Saturday, April 26, 2008

Kingdom of Weasel

I was sitting with a smoke on top of the Ark , watching the buds of the horse chestnut pop open yesterday morning, when a weasel came out of a hole in the trunk, ran out on a limb, and disappeared.
The chestnut tree is thriving in its limbs, but it is hollow and colonized by a flock of starlings, which raise their young there. Right now they are hauling out some of the old nests parts and bringing in new material, including a lot of chicken feathers. This year there is also competition from a pair of gray squirreles which haven't ordinarily been seen much up here because the nut trees are further down the hill, but they have been encouraged by the sunflower seeds and corn scratch which Davey spreads around for the chickens. This also draws the mice which also are drawn by the heated house itself, into which they like to move in the winter.
I suppose that when I saw him, the weasel had been prospecting for eggs to suck. He could be anywhere now, he could be in the tree, in the ark, or in my pants. You don't see them much because they are faster than the eye, but they are everywhere around here, and are not only the t the most numerous predator on this old farm, but the greatest threat to chickens and the most viscous, unsporting predator. Weasels are are less sporting than the worst of humans, more pugnacious even than roosters, and probably more numerous than anything but the mice on which they mostly live. It is specifically the Least Weasel, I am referring to here, as it predominates here and in most of the world, being most effective because it is no larger than a large penis, and so can go anywhere a mouse can go.
This feral farm now produces mostly foreign invasive ornamentals, sumac, grass ,and seeds. The livestock are mice, and the chief reapers of the realm are the weasels.

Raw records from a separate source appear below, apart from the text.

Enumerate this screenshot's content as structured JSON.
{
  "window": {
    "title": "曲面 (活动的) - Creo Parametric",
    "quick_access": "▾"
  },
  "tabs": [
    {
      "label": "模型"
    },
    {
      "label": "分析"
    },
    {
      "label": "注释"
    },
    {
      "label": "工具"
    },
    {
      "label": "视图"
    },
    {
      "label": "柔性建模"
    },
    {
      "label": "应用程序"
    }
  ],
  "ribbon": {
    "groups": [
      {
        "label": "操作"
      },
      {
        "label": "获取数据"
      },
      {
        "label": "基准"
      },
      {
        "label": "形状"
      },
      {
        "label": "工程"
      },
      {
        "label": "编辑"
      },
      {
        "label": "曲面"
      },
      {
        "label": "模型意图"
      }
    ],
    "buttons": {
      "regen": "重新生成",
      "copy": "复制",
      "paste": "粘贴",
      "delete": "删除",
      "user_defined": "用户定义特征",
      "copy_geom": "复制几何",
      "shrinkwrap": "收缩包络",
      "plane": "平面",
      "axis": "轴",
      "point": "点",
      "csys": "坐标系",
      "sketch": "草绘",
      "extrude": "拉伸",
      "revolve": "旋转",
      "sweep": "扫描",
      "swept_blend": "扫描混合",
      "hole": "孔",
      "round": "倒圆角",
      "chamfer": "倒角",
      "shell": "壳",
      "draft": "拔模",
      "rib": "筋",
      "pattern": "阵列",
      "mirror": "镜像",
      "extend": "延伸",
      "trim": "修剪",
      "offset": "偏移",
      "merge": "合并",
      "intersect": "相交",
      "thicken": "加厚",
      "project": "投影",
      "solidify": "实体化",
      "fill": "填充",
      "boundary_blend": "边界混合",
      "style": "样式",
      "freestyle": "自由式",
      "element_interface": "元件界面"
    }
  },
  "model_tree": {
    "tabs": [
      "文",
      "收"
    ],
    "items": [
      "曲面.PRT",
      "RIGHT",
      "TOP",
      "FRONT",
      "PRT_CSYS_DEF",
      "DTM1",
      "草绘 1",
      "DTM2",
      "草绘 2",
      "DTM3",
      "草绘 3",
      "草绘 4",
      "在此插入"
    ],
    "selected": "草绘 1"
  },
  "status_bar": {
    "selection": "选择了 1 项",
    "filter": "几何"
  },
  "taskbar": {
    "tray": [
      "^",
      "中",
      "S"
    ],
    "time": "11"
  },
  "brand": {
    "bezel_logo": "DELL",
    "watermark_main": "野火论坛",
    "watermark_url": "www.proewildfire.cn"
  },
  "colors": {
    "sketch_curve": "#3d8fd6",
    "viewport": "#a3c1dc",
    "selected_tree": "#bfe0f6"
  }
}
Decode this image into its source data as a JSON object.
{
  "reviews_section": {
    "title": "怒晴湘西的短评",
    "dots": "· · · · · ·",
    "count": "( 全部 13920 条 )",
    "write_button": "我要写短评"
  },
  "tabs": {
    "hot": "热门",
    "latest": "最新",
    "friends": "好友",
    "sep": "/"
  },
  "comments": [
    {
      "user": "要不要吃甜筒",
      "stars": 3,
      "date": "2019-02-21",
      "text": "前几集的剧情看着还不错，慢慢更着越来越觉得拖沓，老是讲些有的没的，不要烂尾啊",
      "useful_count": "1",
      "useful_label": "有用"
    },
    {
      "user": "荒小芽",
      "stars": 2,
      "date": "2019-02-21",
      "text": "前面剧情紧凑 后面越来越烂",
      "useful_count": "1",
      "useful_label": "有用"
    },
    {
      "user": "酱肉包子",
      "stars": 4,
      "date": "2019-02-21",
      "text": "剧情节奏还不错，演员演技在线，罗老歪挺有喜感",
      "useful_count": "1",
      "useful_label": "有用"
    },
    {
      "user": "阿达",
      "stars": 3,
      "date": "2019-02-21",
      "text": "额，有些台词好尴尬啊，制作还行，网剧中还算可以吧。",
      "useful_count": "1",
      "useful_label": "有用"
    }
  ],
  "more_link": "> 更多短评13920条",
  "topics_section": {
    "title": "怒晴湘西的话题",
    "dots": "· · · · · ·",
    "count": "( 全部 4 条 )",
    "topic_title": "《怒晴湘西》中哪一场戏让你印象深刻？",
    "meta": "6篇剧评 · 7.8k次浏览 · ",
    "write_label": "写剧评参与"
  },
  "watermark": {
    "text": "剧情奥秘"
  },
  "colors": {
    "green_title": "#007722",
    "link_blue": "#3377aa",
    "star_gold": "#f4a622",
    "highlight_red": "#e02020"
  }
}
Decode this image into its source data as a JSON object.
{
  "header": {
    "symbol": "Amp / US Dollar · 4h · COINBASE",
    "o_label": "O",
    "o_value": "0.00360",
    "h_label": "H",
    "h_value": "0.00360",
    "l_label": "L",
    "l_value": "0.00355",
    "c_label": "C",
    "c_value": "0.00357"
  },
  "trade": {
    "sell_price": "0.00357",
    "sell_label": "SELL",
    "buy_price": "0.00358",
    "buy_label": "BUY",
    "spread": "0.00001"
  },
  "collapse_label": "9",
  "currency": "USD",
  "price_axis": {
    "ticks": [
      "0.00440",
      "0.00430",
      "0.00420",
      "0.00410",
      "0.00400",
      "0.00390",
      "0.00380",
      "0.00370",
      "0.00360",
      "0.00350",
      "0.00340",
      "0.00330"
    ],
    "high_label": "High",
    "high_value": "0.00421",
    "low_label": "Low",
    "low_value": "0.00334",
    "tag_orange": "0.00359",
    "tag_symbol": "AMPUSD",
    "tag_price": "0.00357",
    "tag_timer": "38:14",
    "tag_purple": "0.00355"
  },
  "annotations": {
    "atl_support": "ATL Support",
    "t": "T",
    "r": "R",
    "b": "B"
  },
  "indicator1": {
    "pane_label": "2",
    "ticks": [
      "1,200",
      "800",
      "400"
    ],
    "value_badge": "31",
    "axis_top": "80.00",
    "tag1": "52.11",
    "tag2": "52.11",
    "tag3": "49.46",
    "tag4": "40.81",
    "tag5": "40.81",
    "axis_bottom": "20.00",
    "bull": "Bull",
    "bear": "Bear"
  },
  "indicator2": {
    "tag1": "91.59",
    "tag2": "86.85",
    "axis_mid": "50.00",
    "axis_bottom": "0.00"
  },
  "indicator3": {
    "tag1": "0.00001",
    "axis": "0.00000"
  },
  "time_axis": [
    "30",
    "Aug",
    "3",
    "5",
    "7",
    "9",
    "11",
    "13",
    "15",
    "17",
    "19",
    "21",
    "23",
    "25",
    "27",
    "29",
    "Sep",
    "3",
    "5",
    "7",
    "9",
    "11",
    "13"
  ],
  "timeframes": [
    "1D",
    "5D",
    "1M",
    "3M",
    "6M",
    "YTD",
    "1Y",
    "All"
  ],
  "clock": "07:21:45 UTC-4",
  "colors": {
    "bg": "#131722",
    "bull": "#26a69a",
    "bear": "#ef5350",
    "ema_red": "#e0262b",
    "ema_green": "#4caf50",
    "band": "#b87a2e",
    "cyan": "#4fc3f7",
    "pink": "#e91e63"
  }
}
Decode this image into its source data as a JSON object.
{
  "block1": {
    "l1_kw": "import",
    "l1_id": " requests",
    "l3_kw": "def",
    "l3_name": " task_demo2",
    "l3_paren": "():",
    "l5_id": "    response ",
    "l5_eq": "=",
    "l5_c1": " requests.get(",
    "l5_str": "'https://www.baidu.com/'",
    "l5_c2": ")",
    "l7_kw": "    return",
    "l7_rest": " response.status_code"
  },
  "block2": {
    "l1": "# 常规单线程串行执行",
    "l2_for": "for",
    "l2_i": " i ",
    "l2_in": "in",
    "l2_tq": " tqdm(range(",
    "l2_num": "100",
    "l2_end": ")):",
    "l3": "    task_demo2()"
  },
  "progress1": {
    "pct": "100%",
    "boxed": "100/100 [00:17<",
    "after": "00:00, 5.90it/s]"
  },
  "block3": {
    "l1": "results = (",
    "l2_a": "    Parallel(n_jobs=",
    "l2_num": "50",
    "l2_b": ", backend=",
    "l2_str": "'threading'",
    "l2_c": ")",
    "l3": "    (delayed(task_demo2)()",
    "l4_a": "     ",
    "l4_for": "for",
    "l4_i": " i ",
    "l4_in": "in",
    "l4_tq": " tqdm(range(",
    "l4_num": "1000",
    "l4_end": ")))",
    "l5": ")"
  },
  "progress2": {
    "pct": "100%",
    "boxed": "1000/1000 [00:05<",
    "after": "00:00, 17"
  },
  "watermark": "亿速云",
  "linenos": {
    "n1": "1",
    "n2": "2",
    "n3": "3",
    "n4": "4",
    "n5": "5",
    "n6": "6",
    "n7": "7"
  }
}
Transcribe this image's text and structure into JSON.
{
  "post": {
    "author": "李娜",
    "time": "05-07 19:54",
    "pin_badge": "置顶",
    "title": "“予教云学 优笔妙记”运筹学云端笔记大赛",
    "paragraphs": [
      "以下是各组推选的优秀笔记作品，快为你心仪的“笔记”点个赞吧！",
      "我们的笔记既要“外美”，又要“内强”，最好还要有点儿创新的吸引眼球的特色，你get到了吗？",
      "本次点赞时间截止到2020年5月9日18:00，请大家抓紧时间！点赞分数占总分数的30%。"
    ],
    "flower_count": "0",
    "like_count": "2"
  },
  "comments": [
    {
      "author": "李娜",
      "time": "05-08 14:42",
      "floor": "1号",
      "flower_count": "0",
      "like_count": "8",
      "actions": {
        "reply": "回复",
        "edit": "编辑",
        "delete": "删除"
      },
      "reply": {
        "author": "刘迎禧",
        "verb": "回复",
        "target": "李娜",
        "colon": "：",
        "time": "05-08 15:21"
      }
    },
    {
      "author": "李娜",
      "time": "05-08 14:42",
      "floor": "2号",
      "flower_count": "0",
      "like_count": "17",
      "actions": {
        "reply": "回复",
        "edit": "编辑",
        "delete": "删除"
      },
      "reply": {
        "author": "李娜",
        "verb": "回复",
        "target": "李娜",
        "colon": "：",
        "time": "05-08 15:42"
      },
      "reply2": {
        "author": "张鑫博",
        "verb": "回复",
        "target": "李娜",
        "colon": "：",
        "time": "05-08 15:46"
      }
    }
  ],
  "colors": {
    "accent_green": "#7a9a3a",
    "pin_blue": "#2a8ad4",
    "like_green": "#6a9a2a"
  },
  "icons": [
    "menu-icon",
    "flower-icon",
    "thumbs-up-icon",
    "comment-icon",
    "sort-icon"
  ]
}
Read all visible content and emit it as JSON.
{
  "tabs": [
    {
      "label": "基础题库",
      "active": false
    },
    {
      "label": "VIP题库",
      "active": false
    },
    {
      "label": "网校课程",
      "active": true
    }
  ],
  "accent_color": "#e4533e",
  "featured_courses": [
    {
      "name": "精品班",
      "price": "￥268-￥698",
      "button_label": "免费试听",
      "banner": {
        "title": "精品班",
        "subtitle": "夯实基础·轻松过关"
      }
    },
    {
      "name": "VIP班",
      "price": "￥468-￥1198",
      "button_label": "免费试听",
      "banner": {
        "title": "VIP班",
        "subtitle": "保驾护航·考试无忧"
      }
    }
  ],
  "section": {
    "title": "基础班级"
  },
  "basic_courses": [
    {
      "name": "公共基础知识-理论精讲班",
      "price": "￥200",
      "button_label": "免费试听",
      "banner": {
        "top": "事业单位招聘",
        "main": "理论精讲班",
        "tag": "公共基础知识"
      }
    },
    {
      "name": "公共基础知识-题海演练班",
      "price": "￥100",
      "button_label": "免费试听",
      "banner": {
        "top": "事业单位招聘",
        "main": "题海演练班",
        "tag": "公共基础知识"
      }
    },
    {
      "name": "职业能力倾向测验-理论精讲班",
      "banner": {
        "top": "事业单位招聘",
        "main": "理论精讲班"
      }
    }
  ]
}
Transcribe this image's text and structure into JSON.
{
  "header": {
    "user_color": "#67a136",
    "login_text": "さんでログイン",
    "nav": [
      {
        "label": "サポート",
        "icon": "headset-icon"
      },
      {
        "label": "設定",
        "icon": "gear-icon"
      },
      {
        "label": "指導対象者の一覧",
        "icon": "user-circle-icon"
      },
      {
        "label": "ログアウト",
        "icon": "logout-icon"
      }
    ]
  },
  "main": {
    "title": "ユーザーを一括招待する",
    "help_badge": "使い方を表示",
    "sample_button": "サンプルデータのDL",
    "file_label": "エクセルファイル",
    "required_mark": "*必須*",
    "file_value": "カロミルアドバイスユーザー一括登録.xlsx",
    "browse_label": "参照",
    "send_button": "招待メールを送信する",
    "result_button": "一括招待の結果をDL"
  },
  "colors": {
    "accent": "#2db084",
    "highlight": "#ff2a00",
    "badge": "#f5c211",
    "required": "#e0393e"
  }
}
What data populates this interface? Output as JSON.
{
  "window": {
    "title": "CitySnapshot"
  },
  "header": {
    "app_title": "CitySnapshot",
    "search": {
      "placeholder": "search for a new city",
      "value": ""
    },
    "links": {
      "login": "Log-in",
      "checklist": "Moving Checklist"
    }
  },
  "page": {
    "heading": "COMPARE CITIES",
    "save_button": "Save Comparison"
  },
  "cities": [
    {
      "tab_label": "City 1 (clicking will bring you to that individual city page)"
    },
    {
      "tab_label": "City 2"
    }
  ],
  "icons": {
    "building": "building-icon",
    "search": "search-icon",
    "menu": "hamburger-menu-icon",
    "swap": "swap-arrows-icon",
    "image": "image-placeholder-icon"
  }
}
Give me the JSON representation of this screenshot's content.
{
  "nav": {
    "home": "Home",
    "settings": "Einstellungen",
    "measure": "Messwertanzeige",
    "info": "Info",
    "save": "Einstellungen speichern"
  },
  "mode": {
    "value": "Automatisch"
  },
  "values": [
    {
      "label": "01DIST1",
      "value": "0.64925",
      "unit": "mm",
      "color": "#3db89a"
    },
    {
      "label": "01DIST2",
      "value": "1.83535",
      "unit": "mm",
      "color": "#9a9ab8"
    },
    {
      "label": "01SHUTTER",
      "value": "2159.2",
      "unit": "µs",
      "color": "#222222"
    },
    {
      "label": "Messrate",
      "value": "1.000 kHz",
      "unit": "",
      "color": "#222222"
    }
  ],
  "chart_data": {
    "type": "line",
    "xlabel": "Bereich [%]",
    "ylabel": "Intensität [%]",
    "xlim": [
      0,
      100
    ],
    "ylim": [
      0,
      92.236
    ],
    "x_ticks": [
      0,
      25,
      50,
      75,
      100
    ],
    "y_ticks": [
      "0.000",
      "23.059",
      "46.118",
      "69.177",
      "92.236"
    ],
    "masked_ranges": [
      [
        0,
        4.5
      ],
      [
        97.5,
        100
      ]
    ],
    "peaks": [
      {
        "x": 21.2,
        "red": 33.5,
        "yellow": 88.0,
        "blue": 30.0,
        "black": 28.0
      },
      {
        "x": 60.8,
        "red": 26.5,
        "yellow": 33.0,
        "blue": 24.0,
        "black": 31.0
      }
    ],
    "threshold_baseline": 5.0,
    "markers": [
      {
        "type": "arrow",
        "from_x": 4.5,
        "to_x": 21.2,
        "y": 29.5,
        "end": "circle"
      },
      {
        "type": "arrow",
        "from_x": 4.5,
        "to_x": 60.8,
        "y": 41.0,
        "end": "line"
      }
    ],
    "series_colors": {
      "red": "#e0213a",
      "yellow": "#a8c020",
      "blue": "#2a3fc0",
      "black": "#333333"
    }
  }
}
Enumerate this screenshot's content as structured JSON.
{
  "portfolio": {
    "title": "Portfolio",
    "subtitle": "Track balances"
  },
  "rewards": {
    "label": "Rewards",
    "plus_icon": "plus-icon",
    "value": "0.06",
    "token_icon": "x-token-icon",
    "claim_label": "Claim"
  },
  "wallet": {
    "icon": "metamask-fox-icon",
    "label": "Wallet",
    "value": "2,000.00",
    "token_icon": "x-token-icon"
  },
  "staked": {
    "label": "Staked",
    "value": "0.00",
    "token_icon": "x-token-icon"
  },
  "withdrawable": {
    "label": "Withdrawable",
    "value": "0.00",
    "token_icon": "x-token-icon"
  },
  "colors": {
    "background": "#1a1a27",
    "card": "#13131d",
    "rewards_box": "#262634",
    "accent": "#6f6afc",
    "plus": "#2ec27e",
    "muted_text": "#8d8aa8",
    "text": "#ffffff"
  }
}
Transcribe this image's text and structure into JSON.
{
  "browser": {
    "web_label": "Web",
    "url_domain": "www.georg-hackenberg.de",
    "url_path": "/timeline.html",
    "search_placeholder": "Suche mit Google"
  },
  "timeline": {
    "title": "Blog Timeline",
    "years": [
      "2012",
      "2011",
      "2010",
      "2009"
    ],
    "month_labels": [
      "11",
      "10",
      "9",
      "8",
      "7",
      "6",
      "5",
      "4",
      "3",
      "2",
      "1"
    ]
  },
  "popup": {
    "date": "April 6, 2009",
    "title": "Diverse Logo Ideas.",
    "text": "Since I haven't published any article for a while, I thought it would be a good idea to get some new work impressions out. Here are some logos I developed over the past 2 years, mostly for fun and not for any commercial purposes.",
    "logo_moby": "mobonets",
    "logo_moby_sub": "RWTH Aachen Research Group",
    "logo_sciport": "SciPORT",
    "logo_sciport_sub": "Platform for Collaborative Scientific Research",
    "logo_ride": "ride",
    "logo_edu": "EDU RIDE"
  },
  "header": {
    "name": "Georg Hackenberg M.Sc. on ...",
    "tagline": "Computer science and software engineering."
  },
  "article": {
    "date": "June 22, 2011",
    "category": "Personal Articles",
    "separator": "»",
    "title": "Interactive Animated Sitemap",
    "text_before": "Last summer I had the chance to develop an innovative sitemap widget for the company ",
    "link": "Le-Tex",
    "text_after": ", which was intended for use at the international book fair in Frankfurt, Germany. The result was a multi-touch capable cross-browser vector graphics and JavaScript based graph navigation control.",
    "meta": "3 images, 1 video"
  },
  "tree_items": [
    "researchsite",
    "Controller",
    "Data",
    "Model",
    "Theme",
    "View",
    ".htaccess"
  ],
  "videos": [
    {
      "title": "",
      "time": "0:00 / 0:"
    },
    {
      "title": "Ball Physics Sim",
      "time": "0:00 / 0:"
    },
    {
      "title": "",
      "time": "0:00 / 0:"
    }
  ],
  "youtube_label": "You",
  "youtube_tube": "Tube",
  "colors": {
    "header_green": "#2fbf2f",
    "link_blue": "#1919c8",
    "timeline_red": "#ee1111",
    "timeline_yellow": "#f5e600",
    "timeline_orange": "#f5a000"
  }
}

It is an old hill top farmstead with a limited water supply. The original hand dug wells, which are six feet wide and twelve feet deep, only hold water in the bottom six feet, which were chipped into the saturated shale . At some point a a six by twelve basement cistern was added to collect and hold rainwater from the roof, but when there was no rain for more than a few weeks, or less, depending on usage, there could never been enough water from all that for more than a small family, a cow, a pig, and some chickens.
But there is enough moisture in the grass for mice to thrive without another water source, and plenty water in a juicy mouse for the weasels.
The chickens do chase down and kill some of the mice, and the weasels seem to hunt chickens only occasionally and for sport, but the weasels actually persue mice right into the walls of the house, chase down the tunnels through the fiberglass and do more than Davey's tin cat life traps, to keep the place mouse free, as it is at the moment.
If I can work out a way to ship weasels as mouse control agents, I thinks, we may be able to get an Ebay sustainable farm going here, but despite all the time I have spent living out doors, and the lack of reports of weasel attacks on humans, the least weasel is the animal I am most afraid of.

No comments: